Bible Study #26: Og of Bashan

We finish up Numbers 21 by talking about missing books of the Bible and the defeat of two giants: King Sihon of the Ammorites and Og of Bashan.  Why do we celebrate these victories every Sunday and Feast Day?  Enjoy the show!

Check out this episode!

++++++

OT Bible Study #24: Og of Bashan

Make the pure light of Your divine knowledge shine in our hearts, Loving Master, and open the eyes of our minds that we may understand the message of Your Gospel. Instill also in us reverence for Your blessed commandments, so that overcoming all worldly desires, we may pursue a spiritual life, both thinking and doing all things pleasing to You. For You, Christ our God, are the Light of our souls and bodies, and to You we give the glory, together with Your Father, without beginning, and Your All Holy, Good, and Life- Creating Spirit, now and ever and to the ages of ages. Amen. (2 Corinthians 6:6; Ephesians 1:18; 2 Peter 2:11)

Administrative: Next week will be our last Bible Study of the Year. Classes will resume on 2/23.

Numbers 21:10-20. A Travelogue of Sorts. Read. Notice anything strange? What is this “Book of the Wars of the Lord”? Notice that not all the water is miraculous!

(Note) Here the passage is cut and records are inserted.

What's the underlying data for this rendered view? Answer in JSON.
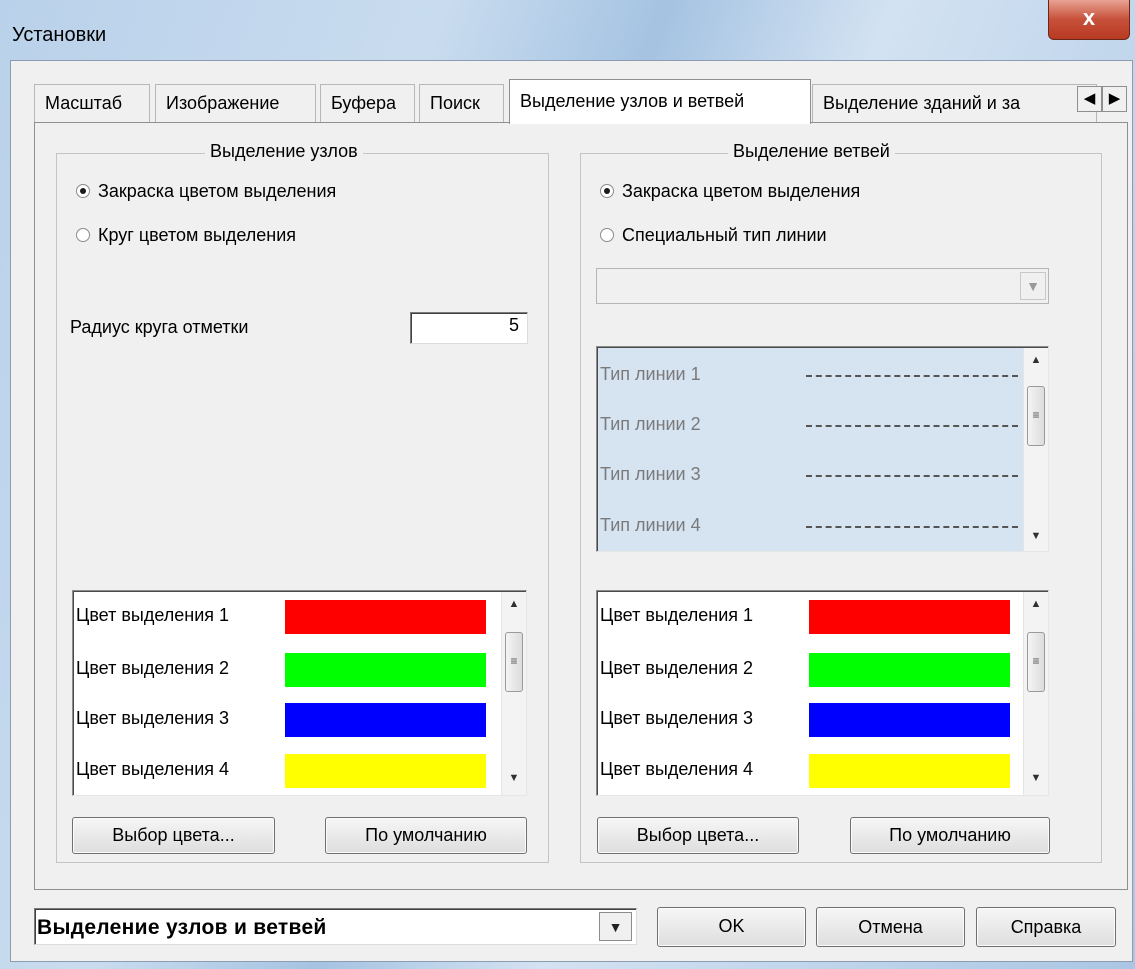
{
  "window": {
    "title": "Установки",
    "close_label": "x"
  },
  "tabs": [
    {
      "label": "Масштаб",
      "active": false
    },
    {
      "label": "Изображение",
      "active": false
    },
    {
      "label": "Буфера",
      "active": false
    },
    {
      "label": "Поиск",
      "active": false
    },
    {
      "label": "Выделение узлов и ветвей",
      "active": true
    },
    {
      "label": "Выделение зданий и за",
      "active": false
    }
  ],
  "tab_scroll": {
    "left": "◀",
    "right": "▶"
  },
  "nodes": {
    "title": "Выделение узлов",
    "radio_fill": {
      "label": "Закраска цветом выделения",
      "checked": true
    },
    "radio_circle": {
      "label": "Круг цветом выделения",
      "checked": false
    },
    "radius_label": "Радиус круга отметки",
    "radius_value": "5",
    "colors": [
      {
        "label": "Цвет выделения 1",
        "color": "#ff0000"
      },
      {
        "label": "Цвет выделения 2",
        "color": "#00ff00"
      },
      {
        "label": "Цвет выделения 3",
        "color": "#0000ff"
      },
      {
        "label": "Цвет выделения 4",
        "color": "#ffff00"
      }
    ],
    "choose_color_label": "Выбор цвета...",
    "default_label": "По умолчанию"
  },
  "branches": {
    "title": "Выделение ветвей",
    "radio_fill": {
      "label": "Закраска цветом выделения",
      "checked": true
    },
    "radio_line": {
      "label": "Специальный тип линии",
      "checked": false
    },
    "line_select_value": "",
    "line_types": [
      {
        "label": "Тип линии 1"
      },
      {
        "label": "Тип линии 2"
      },
      {
        "label": "Тип линии 3"
      },
      {
        "label": "Тип линии 4"
      }
    ],
    "colors": [
      {
        "label": "Цвет выделения 1",
        "color": "#ff0000"
      },
      {
        "label": "Цвет выделения 2",
        "color": "#00ff00"
      },
      {
        "label": "Цвет выделения 3",
        "color": "#0000ff"
      },
      {
        "label": "Цвет выделения 4",
        "color": "#ffff00"
      }
    ],
    "choose_color_label": "Выбор цвета...",
    "default_label": "По умолчанию"
  },
  "footer": {
    "page_select_value": "Выделение узлов и ветвей",
    "ok_label": "OK",
    "cancel_label": "Отмена",
    "help_label": "Справка"
  }
}
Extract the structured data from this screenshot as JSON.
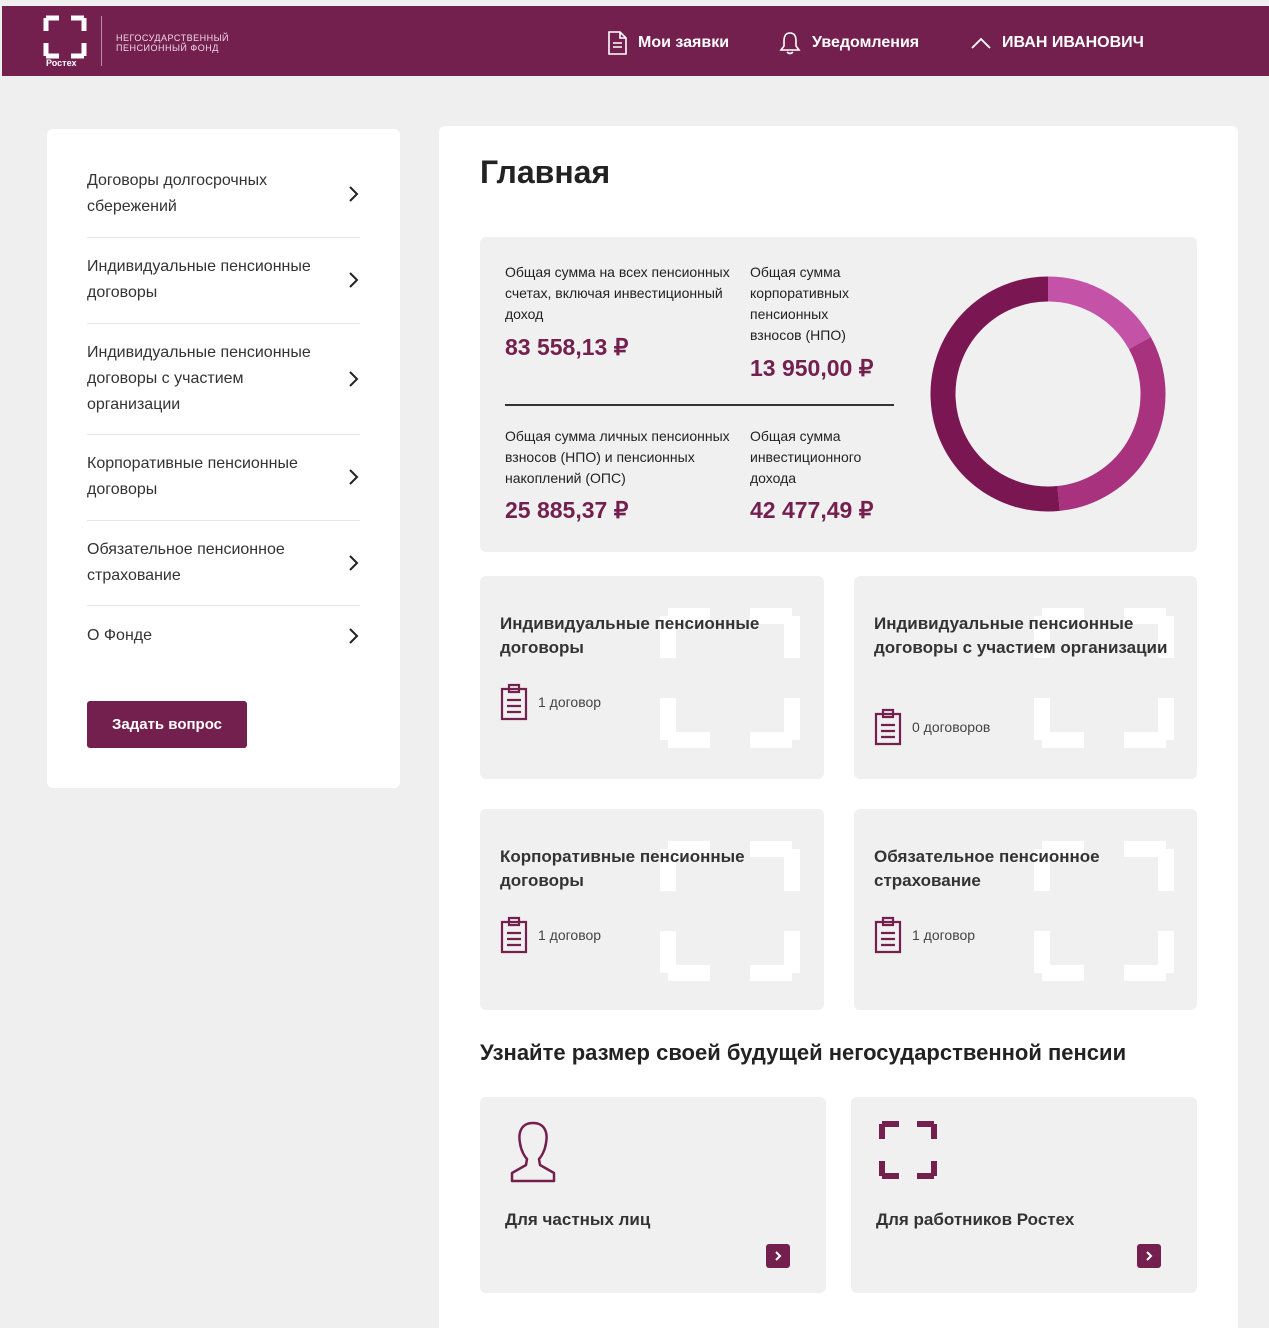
{
  "header": {
    "logo_caption": "Ростех",
    "fund_name": "НЕГОСУДАРСТВЕННЫЙ ПЕНСИОННЫЙ ФОНД",
    "nav": {
      "requests": "Мои заявки",
      "notifications": "Уведомления",
      "user": "ИВАН ИВАНОВИЧ"
    }
  },
  "sidebar": {
    "items": [
      {
        "label": "Договоры долгосрочных сбережений"
      },
      {
        "label": "Индивидуальные пенсионные договоры"
      },
      {
        "label": "Индивидуальные пенсионные договоры с участием организации"
      },
      {
        "label": "Корпоративные пенсионные договоры"
      },
      {
        "label": "Обязательное пенсионное страхование"
      },
      {
        "label": "О Фонде"
      }
    ],
    "ask_button": "Задать вопрос"
  },
  "main": {
    "title": "Главная",
    "summary": {
      "total_label": "Общая сумма на всех пенсионных счетах, включая инвестиционный доход",
      "total_value": "83 558,13 ₽",
      "corporate_label": "Общая сумма корпоративных пенсионных взносов (НПО)",
      "corporate_value": "13 950,00 ₽",
      "personal_label": "Общая сумма личных пенсионных взносов (НПО) и пенсионных накоплений (ОПС)",
      "personal_value": "25 885,37 ₽",
      "investment_label": "Общая сумма инвестиционного дохода",
      "investment_value": "42 477,49 ₽"
    },
    "cards": [
      {
        "title": "Индивидуальные пенсионные договоры",
        "count": "1 договор"
      },
      {
        "title": "Индивидуальные пенсионные договоры с участием организации",
        "count": "0 договоров"
      },
      {
        "title": "Корпоративные пенсионные договоры",
        "count": "1 договор"
      },
      {
        "title": "Обязательное пенсионное страхование",
        "count": "1 договор"
      }
    ],
    "section_title": "Узнайте размер своей будущей негосударственной пенсии",
    "calculators": [
      {
        "label": "Для частных лиц",
        "icon": "person-icon"
      },
      {
        "label": "Для работников Ростех",
        "icon": "rostec-frame-icon"
      }
    ]
  },
  "colors": {
    "brand": "#74204f",
    "donut_dark": "#7a1652",
    "donut_mid": "#a8327e",
    "donut_light": "#c453a8"
  },
  "chart_data": {
    "type": "pie",
    "values": [
      13950.0,
      25885.37,
      42477.49
    ],
    "colors": [
      "#c453a8",
      "#a8327e",
      "#7a1652"
    ]
  }
}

Numbers 21:21-35. The Defeat of King Sihon and Og of Bashan. Read.

These victories are celebrated at every Great Matins (or Vigil) when the Polyeleos is sung (“Praise the Name of the Lord…”). The Polyeleos is the combination of Psalms 134(5) and 135(6). (Look at those Psalms). Why would we sing these Psalms at Feasts? Why would we commemorate the victories over Sihon and Og of Bashan, among other victories? Here is what Fr. Patrick Reardon writes about the two Psalms;

Inasmuch as these two psalms summon the memory of God’s deeds of merciful intervention as the basis for His praise, it seems entirely proper that they be sung on the Church’s special feast days, which commemorate various aspects of His saving work in our Lord Jesus Christ.

It is no accident, then, that in Psalm 134, the memory of our election is immediately followed by an assertion of our knowledge of God: “For I know that the Lord is great, and our Lord above all gods.”

What was true of ancient Israel’s election by God is likewise true of His other interventions on Israel’s behalf; they were all foreshadowings of His salvific deeds in Christ in these final times. Thus, Israel’s redemption from Egypt, explicitly commemorated in our psalm, was the foreshadowing of His overthrow of the demonic pharaoh to whom the human race, without Christ, is held in the vilest bondage. Likewise, the God-given conquest of the Promised Land by the Chosen People, along with the defeat of the various threatening nations, was the prefiguration of our entrance into the realm of eternal life through the vanquishing of the many spiritual enemies who impede our path. Every day, but especially on the great feast days of the Church, we celebrate our victory over the likes of Sihon and Og and our entrance into the land of milk and honey….

When we deal with God, everything is mercy; all we will ever discover of God will be the deepening levels of His great, abundant, overflowing, rich and endless mercy. “For His mercy endures forever” is the eternal song of the saints.

But wait, there is more! Remember the Giants?

Deuteronomy 3:1-11. A cubit is usually around 18”. Joshua 12:4. Joshua 13:12. Amos 2:9-10.

A note on Bashan (and Hermon). Hell on earth and a gateway to the underworld.

Finish with this nugget: Psalm 21:12. Who are these “Bulls of Bashan”?

Next Week: The “Prophet Balaam”, Numbers 22-25.

Bibliography

Reardon, P. H. (2000). Christ in the Psalms (p. 270-272). Chesterton, IN: Ancient Faith Publishing.

Speak Your Mind